There is a rich history of 20th century music in Namibia that was suppressed and all but erased by political forces. Now an archive project called Stolen Moments – Namibian Music History Untold is restoring it to the public domain.
It is a national treasure hunt for the Namibian music culture that wasn’t allowed to flourish during apartheid in Namibia when the country was under white South African control. In the project’s own words, it recovers “the bits and pieces of our musical memory from the 1950s to the late 1980s” by collecting personal stories as well as visual and sound documents.
Stolen Moments is the brainchild of a research group composed of academic Aino Moongo, filmmaker Thorsten Schütte and musician Baby Doeseb. Some of the results of the archive gathering process are already being displayed.
During a 2016 exhibition at the Iwalewa House of Bayreuth University the curator of the project, Moongo, presented insights into the work in progress. The exhibition was also shown at the Basler Afrika Bibliographien, at Kunstraum Kreuzberg and the Brunei Gallery. Given that “very few Namibian bands made it onto the airwaves or the regional or international stage,” said Moongo, such visibility is a long overdue recognition of a sub-culture. As Moongo elaborated:
There are many reasons why you’ve never heard this music before. It was censored, suppressed, prohibited and made almost impossible to listen to. Its creators are either long gone or have given up on music making for reasons of adversity, death and despair. And yet this beautiful music exists with a liveliness, as if it never stopped playing.
There were a great many artists all over the country from different ethnic groups that were playing and performing, but under circumstances that were very, very difficult … The first big hurdle was that the music of the locals was never considered as anything meaningful that was meant to be preserved.

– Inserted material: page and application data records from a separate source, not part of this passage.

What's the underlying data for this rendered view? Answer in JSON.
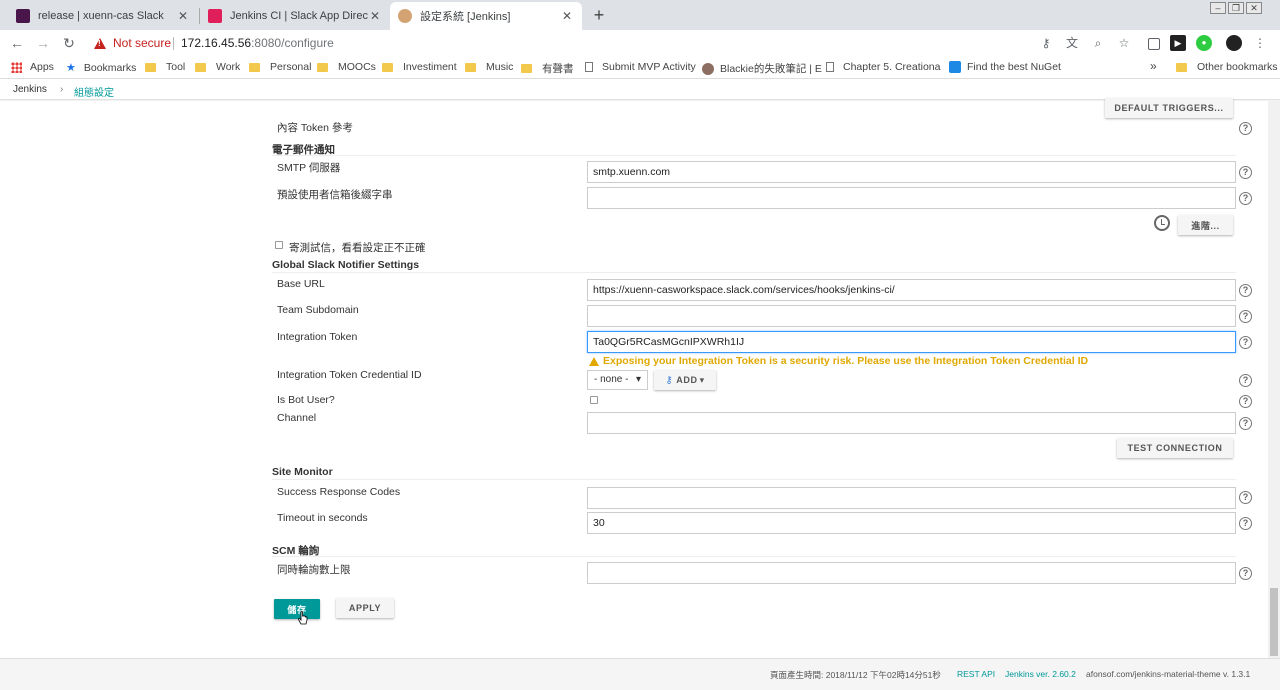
{
  "browser": {
    "tabs": [
      {
        "title": "release | xuenn-cas Slack",
        "favicon_color": "#4a154b"
      },
      {
        "title": "Jenkins CI | Slack App Directory",
        "favicon_color": "#e01e5a"
      },
      {
        "title": "設定系統 [Jenkins]",
        "favicon_color": "#d4a373"
      }
    ],
    "new_tab": "+",
    "close_glyph": "✕",
    "security_label": "Not secure",
    "url_host": "172.16.45.56",
    "url_rest": ":8080/configure",
    "bookmarks": [
      {
        "label": "Apps",
        "icon": "apps-grid-icon"
      },
      {
        "label": "Bookmarks",
        "icon": "star-icon"
      },
      {
        "label": "Tool",
        "icon": "folder-icon"
      },
      {
        "label": "Work",
        "icon": "folder-icon"
      },
      {
        "label": "Personal",
        "icon": "folder-icon"
      },
      {
        "label": "MOOCs",
        "icon": "folder-icon"
      },
      {
        "label": "Investiment",
        "icon": "folder-icon"
      },
      {
        "label": "Music",
        "icon": "folder-icon"
      },
      {
        "label": "有聲書",
        "icon": "folder-icon"
      },
      {
        "label": "Submit MVP Activity",
        "icon": "page-icon"
      },
      {
        "label": "Blackie的失敗筆記 | E",
        "icon": "avatar-icon"
      },
      {
        "label": "Chapter 5. Creationa",
        "icon": "page-icon"
      },
      {
        "label": "Find the best NuGet",
        "icon": "nuget-icon"
      }
    ],
    "overflow": "»",
    "other_bookmarks": "Other bookmarks"
  },
  "breadcrumb": {
    "root": "Jenkins",
    "separator": "›",
    "current": "組態設定"
  },
  "form": {
    "default_triggers_button": "DEFAULT TRIGGERS...",
    "content_token_label": "內容 Token 參考",
    "email_section": "電子郵件通知",
    "smtp_label": "SMTP 伺服器",
    "smtp_value": "smtp.xuenn.com",
    "suffix_label": "預設使用者信箱後綴字串",
    "suffix_value": "",
    "advanced_button": "進階...",
    "test_mail_label": "寄測試信，看看設定正不正確",
    "slack_section": "Global Slack Notifier Settings",
    "base_url_label": "Base URL",
    "base_url_value": "https://xuenn-casworkspace.slack.com/services/hooks/jenkins-ci/",
    "team_label": "Team Subdomain",
    "team_value": "",
    "token_label": "Integration Token",
    "token_value": "Ta0QGr5RCasMGcnIPXWRh1IJ",
    "token_warning": "Exposing your Integration Token is a security risk. Please use the Integration Token Credential ID",
    "credential_label": "Integration Token Credential ID",
    "credential_select": "- none -",
    "credential_arrow": "▾",
    "add_button": "ADD",
    "bot_label": "Is Bot User?",
    "channel_label": "Channel",
    "channel_value": "",
    "test_connection_button": "TEST CONNECTION",
    "site_monitor_section": "Site Monitor",
    "success_codes_label": "Success Response Codes",
    "success_codes_value": "",
    "timeout_label": "Timeout in seconds",
    "timeout_value": "30",
    "scm_section": "SCM 輪詢",
    "scm_max_label": "同時輪詢數上限",
    "scm_max_value": "",
    "help_glyph": "?",
    "save_button": "儲存",
    "apply_button": "APPLY"
  },
  "footer": {
    "generated": "頁面產生時間: 2018/11/12 下午02時14分51秒",
    "rest_api": "REST API",
    "version": "Jenkins ver. 2.60.2",
    "theme": "afonsof.com/jenkins-material-theme v. 1.3.1"
  },
  "colors": {
    "accent": "#009999",
    "warning": "#e0a800",
    "insecure": "#c5221f"
  }
}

Until 1960, the so-called Old Location had been the biggest settlement of black Namibians in what was then South West Africa. In direct proximity to the “white” parts of the capital, Windhoek, its inhabitants were forcefully resettled to Katutura at the outskirts of town. The Old Location was closed in the mid-1960s. Writing its social history remains work in progress.
It had a vibrant inter-ethnic culture, which the apartheid system aimed to destroy through the deliberate segregation of inhabitants into “tribes” and the forced separation of “Coloureds” (mixed-race Namibians) into the new suburb of Khomasdal. Dancing competitions and music performances were an integral part of the weekend life. A young photographer, Dieter Hinrichs, documented these events in 1959 and 1960. He donated his rare photos to the project.
With the forced resettlement to Katutura (which means “a place where we do not stay”) local forms of music did not fade away. Rather, they re-emerged as a poignant form of counter culture, manifesting resilience and perseverance.
we used to have what you call the ‘klop knock’ music where artists would go from door to door and perform and the audience would give them something.
The Ugly Creatures was founded in 1971 as a high school band in a Lutheran boarding school in a rural setting. They soon became the most popular and the most political local band. But their live performances at rallies held by the liberation movement Swapo limited their mobility and career.
Political repression paralysed the advancement of Namibian pop music. Many local talents ended abroad. Among them was the late Willie Mbuende (1947-2015), who became an acclaimed bass guitarist in the Nordic countries before returning home in 1989.
Jackson Kaujeua (1953-2010) grew up in the Old Location. Dubbed “the musical voice of the struggle”, he was the icon of the Namibian music scene abroad. He played a key role in the production of a vinyl record released in 1978 with freedom songs by The Swapo Singers.
Proclaiming a desire for independence, his song The Winds of Change entered the British charts, the only Namibian song to do that to date. Returning to Namibia, he became a popular musical voice during the 1990s.
In 2002 Kaujeua was awarded the inaugural Namibian Lifetime Achievement Award. But he died in poverty of kidney failure, unable to afford treatment. Despite the crucial role he played as a musical ambassador for the liberation struggle, his post-independence life remained anything but that of an acclaimed artist.
Only in death was he recognised by the political leadership, when the country’s president, prime minister and leading politicians joined thousands of mourners at his funeral. In 2014 the Windhoek municipality named a street after him.
Keeping the musical fire burning
Sadly, the end of Namibia’s occupation also brought an end to the performances of those who had used their music as a weapon of resistance. But they have not all been forgotten. Some have made themselves heard again by touring the country to keep “the musical fire burning”.
Dubbed “Namibia’s live music brand of all time”, a new formation of the Ugly Creatures reappeared in 2007 at a Windhoek jazz festival, followed by a concert in 2008. The Namibian Annual Music Awards honoured Axali Doëseb 2014 with a lifetime achievement award. Two other legendary artists of the 1970s and 1980s jazz and jive music scene received lifetime awards in 2018.
Finally, some of the most prominent township veteran musicians reconstituted into the Hometown Band. The first public concert was in August 2019. As one of them stated:
A lot of our peers have retired and I thought that if I also retire, it could mean that the music of our generation was going to die. We want to be an inspiration to other musicians and influence people to play music from their hearts.